The Australian minerals industry will convene an education summit in Melbourne in May 2018 to bring together industry, universities and government to develop a co-ordinated approach to building the mining workforce of the future.
Australia’s world-class minerals sector needs more highly-skilled young people to meet the needs of a growing and innovative industry.
Aside from the economic driver of commodity prices on enrolments, the 2018 mining education summit will look at current challenges including:
- A mining industry that is rapidly adopting new technologies, demanding different skills mix for a future workforce
- Low understanding among younger people of the role of mining in providing the essential elements of daily life
- Changing university models, generalising the early years of engineering study
- Modification of the 457 visa program making it harder to get access to overseas students, teachers and qualified professionals.
Australia’s world-class mining workforce is the product of industry innovation and investment in skills and training. The sector provides high-value, high-wage jobs in a range of scientific and highly-skilled professional occupations, employing more geologists and geophysicists, industrial and mechanical engineers and metallurgists and physicists than any other industry.
The mining engineering pipeline has been rapidly declining, with projected enrolments dropping from 171 in 2017 to 98 in 2018, 69 in 2019 and 47 in 2020. This is in the face of marked increases in demand for mining, energy and resources employees – according to SEEK, job ads in mining, resources and energy grew by 54 per cent in the last 12 months.
The Australian minerals industry employs more than 200,000 high-paid, high-skilled professionals and tradespeople, mostly in regional and remote Australia, with a workforce that is younger, better-paid, better trained and has a much higher share of Indigenous Australians and apprentices than all-industry averages.
Average full-time weekly pay in the mining sector is $2,610, which is 67 per cent higher than the all-industries average and 1.4 times higher than in the US, Germany and Canada.
Over the past decade, wage growth averaged 4.4 per cent per year, compared to the all-industry average of 3.5 per cent. Almost all jobs (98 per cent) in mining are full-time, the largest proportion of all industries.
The mining industry spends five times more than government benchmarks on training, with 64 per cent of skilled workers holding a Certificate III qualification or higher, compared to the all-industry average of 58 per cent.

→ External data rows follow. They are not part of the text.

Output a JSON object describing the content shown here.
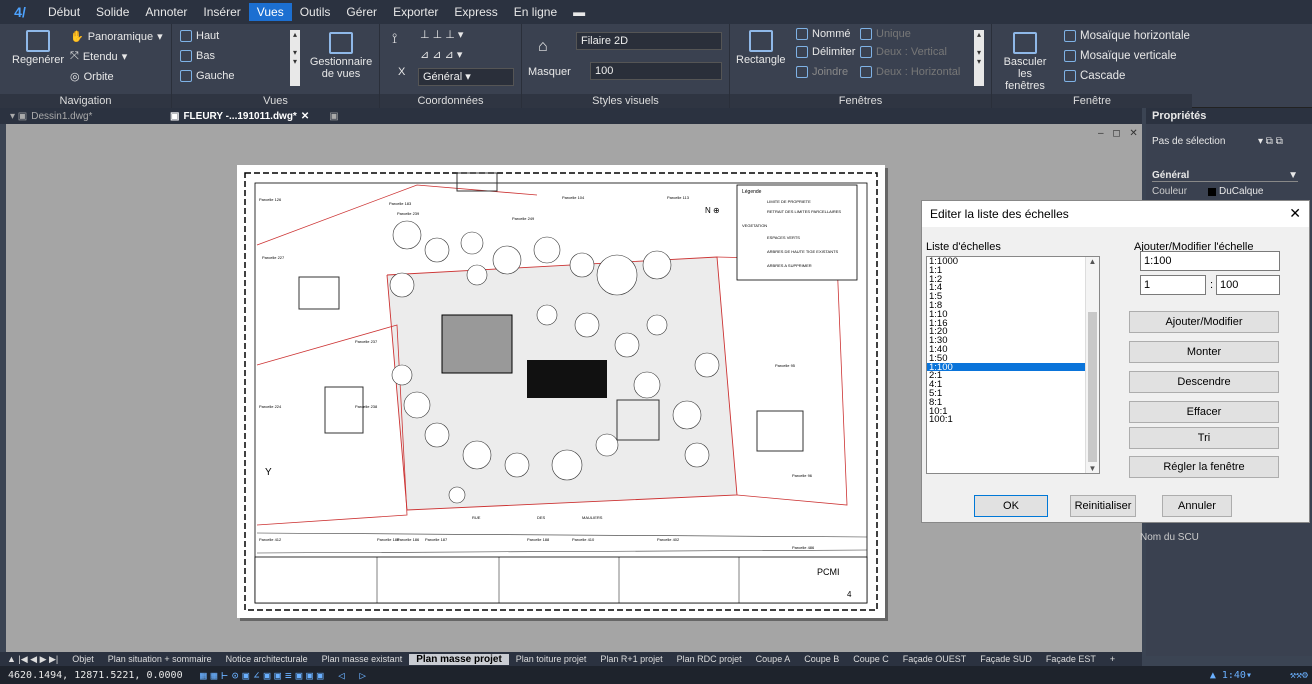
{
  "menu": [
    "Début",
    "Solide",
    "Annoter",
    "Insérer",
    "Vues",
    "Outils",
    "Gérer",
    "Exporter",
    "Express",
    "En ligne"
  ],
  "ribbon": {
    "navigation": {
      "label": "Navigation",
      "regen": "Regenérer",
      "pan": "Panoramique",
      "extent": "Etendu",
      "orbit": "Orbite"
    },
    "vues": {
      "label": "Vues",
      "haut": "Haut",
      "bas": "Bas",
      "gauche": "Gauche",
      "manager": "Gestionnaire de vues"
    },
    "coords": {
      "label": "Coordonnées",
      "x": "X",
      "general": "Général"
    },
    "styles": {
      "label": "Styles visuels",
      "mask": "Masquer",
      "style": "Filaire 2D",
      "value": "100"
    },
    "fenetres": {
      "label": "Fenêtres",
      "rect": "Rectangle",
      "named": "Nommé",
      "delimit": "Délimiter",
      "join": "Joindre",
      "unique": "Unique",
      "deux_v": "Deux : Vertical",
      "deux_h": "Deux : Horizontal"
    },
    "fenetre": {
      "label": "Fenêtre",
      "switch": "Basculer les fenêtres",
      "mosa_h": "Mosaïque horizontale",
      "mosa_v": "Mosaïque verticale",
      "cascade": "Cascade"
    }
  },
  "doc_tabs": [
    "Dessin1.dwg*",
    "FLEURY -...191011.dwg*"
  ],
  "props": {
    "title": "Propriétés",
    "selection": "Pas de sélection",
    "section": "Général",
    "color_label": "Couleur",
    "color_value": "DuCalque",
    "ucs": "Nom du SCU"
  },
  "dialog": {
    "title": "Editer la liste des échelles",
    "list_label": "Liste d'échelles",
    "modify_label": "Ajouter/Modifier l'échelle",
    "scale_name": "1:100",
    "num1": "1",
    "num2": "100",
    "scales": [
      "1:1000",
      "1:1",
      "1:2",
      "1:4",
      "1:5",
      "1:8",
      "1:10",
      "1:16",
      "1:20",
      "1:30",
      "1:40",
      "1:50",
      "1:100",
      "2:1",
      "4:1",
      "5:1",
      "8:1",
      "10:1",
      "100:1"
    ],
    "selected": "1:100",
    "buttons": [
      "Ajouter/Modifier",
      "Monter",
      "Descendre",
      "Effacer",
      "Tri",
      "Régler la fenêtre"
    ],
    "ok": "OK",
    "reset": "Reinitialiser",
    "cancel": "Annuler"
  },
  "plan": {
    "title_block": "PCMI",
    "sheet": "4",
    "street1": "RUE",
    "street2": "DES",
    "street3": "MAULIERS",
    "parcels": [
      "Parcelle 126",
      "Parcelle 183",
      "Parcelle 239",
      "Parcelle 249",
      "Parcelle 104",
      "Parcelle 113",
      "Parcelle 227",
      "Parcelle 237",
      "Parcelle 238",
      "Parcelle 95",
      "Parcelle 96",
      "Parcelle 224",
      "Parcelle 412",
      "Parcelle 185",
      "Parcelle 186",
      "Parcelle 187",
      "Parcelle 188",
      "Parcelle 410",
      "Parcelle 402",
      "Parcelle 486"
    ],
    "legend": {
      "head": "Légende",
      "limits": "LIMITE DE PROPRIETE",
      "retreat": "RETRAIT DES LIMITES PARCELLAIRES",
      "veg": "VEGETATION",
      "green": "ESPACES VERTS",
      "trees": "ARBRES DE HAUTE TIGE EXISTANTS",
      "remove": "ARBRES A SUPPRIMER"
    }
  },
  "layout_tabs": [
    "Objet",
    "Plan situation + sommaire",
    "Notice architecturale",
    "Plan masse existant",
    "Plan masse projet",
    "Plan toiture projet",
    "Plan R+1 projet",
    "Plan RDC projet",
    "Coupe A",
    "Coupe B",
    "Coupe C",
    "Façade OUEST",
    "Façade SUD",
    "Façade EST",
    "+"
  ],
  "active_layout": "Plan masse projet",
  "status": {
    "coords": "4620.1494, 12871.5221, 0.0000",
    "scale": "1:40"
  }
}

The Australian minerals industry is working hard and collaborating with others to encourage more young people to take up engineering and other mining courses to meet the needs of the workforce of tomorrow.